Quick v G.G.'s Pizza & Pasta, Inc.
2008 NY Slip Op 06199 [53 AD3d 535]
July 8, 2008
Appellate Division, Second Department
Published by New York State Law Reporting Bureau pursuant to Judiciary Law § 431.
As corrected through Wednesday, September 3, 2008

Paul Quick, Appellant,
G.G.'s Pizza & Pasta, Inc., et al., Respondents. (And a Third-Party Action.)

[*1] Sacco & Fillas, LLP, Whitestone, N.Y. (Lamont K. Rodgers of counsel), for appellant.

Loccisano & Larkin, Hauppauge, N.Y. (Erica L. Ingebretsen of counsel), for respondents.

In an action to recover damages for personal injuries, the plaintiff appeals from an order of the Supreme Court, Suffolk County (Pines, J.), dated March 28, 2007, which granted the defendants' motion for summary judgment dismissing the complaint.

Ordered that the order is modified, on the law, by deleting the provision thereof granting that branch of the defendants' motion which was for summary judgment dismissing the complaint insofar as asserted against the defendant Ronkonkoma Commons, LLC, and substituting therefor a provision denying that branch of the motion; as so modified, the order is affirmed, with costs to the plaintiff.

The plaintiff was riding his bicycle through the parking lot of a strip mall owned by the defendant Ronkonkoma Commons, LLC (hereinafter Ronkonkoma Commons), when one of the bicycle's tires allegedly struck a depression in the surface, causing the plaintiff to fall to the ground and thereby fracture his left forearm.

"To establish a prima facie case of negligence, a plaintiff must establish the existence of a duty owed by a defendant to the plaintiff, a breach of that duty, and that such breach was a proximate cause of injury to the plaintiff" (Nappi v Incorporated Vil. of Lynbrook, 19 AD3d 565, 566 [2005] [internal quotation marks omitted]). "[L]iability for a dangerous condition on property is generally predicated upon ownership, occupancy, control or special use of the property" (Nappi v Incorporated Vil. of Lynbrook, 19 AD3d at 566 [internal quotation marks omitted]). "The existence of one or more of these elements is sufficient to give rise to a duty to [*2]exercise reasonable care" (Turrisi v Ponderosa, Inc., 179 AD2d 956, 957 [1992]). The defendant G.G.'s Pizza & Pasta, Inc., a tenant of the defendant Ronkonkoma Commons, demonstrated its entitlement to summary judgment dismissing the complaint insofar as asserted against it. It established that it neither owned, occupied, controlled, or made a special use of the property where the plaintiff was injured, and thus owed no duty to him.

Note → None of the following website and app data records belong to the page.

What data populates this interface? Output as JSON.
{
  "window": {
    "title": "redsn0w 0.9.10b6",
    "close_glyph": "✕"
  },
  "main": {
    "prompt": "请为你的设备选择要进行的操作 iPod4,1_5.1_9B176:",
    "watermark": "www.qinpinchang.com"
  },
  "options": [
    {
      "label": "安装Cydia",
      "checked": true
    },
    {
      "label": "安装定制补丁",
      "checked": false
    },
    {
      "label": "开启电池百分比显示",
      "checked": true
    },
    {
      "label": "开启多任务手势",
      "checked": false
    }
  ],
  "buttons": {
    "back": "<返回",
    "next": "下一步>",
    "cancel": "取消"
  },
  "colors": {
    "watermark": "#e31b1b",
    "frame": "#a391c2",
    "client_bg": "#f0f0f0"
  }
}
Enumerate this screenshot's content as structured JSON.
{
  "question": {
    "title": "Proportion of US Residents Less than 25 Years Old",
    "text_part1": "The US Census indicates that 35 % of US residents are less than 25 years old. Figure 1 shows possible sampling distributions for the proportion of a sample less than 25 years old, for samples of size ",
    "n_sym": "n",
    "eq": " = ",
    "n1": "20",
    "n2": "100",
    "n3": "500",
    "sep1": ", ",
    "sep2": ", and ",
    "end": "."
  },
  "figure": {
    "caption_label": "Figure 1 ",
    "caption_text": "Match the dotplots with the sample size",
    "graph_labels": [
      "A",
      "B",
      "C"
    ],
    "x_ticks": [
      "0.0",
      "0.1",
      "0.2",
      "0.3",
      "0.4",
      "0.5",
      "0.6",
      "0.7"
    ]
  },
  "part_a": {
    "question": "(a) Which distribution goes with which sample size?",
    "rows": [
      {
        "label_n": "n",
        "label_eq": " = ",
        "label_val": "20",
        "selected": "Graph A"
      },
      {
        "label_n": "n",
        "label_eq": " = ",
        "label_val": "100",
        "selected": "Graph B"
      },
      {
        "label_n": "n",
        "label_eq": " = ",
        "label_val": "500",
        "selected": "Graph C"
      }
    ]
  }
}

In opposition, the plaintiff failed to raise a triable issue of fact (see Zuckerman v City of New York, 49 NY2d 557 [1980]).

However, the evidence submitted by the defendants in support of that branch of their motion which was for summary judgment dismissing the complaint insofar as asserted against the defendant Ronkonkoma Commons, including, inter alia, the plaintiff's deposition testimony, was insufficient to demonstrate that the alleged defect in its parking lot did not exist for a sufficient length of time for it to be discovered and repaired by the employees of Ronkonkoma Commons. Thus, the defendants failed to establish their prima facie entitlement to summary judgment by showing that Ronkonkoma Commons lacked constructive knowledge of the alleged defect (see Gordon v American Museum of Natural History, 67 NY2d 836, 837 [1986]; Putnam v Stout, 38 NY2d 607, 611-612 [1976]; Rios v New York City Hous. Auth., 48 AD3d 661, 662 [2008]; Farrar v Teicholz, 173 AD2d 674 [1991]). Therefore, that branch of the motion should have been denied, and we do not consider the sufficiency of the papers submitted by the plaintiff in opposition (see Marmol v North Isle Vil., Inc., 48 AD3d 760 [2008]; Chaplin v Taylor, 273 AD2d 188 [2000]; see generally, Alvarez v Prospect Hosp., 68 NY2d 320, 324 [1986]). Florio, J.P., Angiolillo, McCarthy and Dickerson, JJ., concur. [See 2007 NY Slip Op 30682(U).]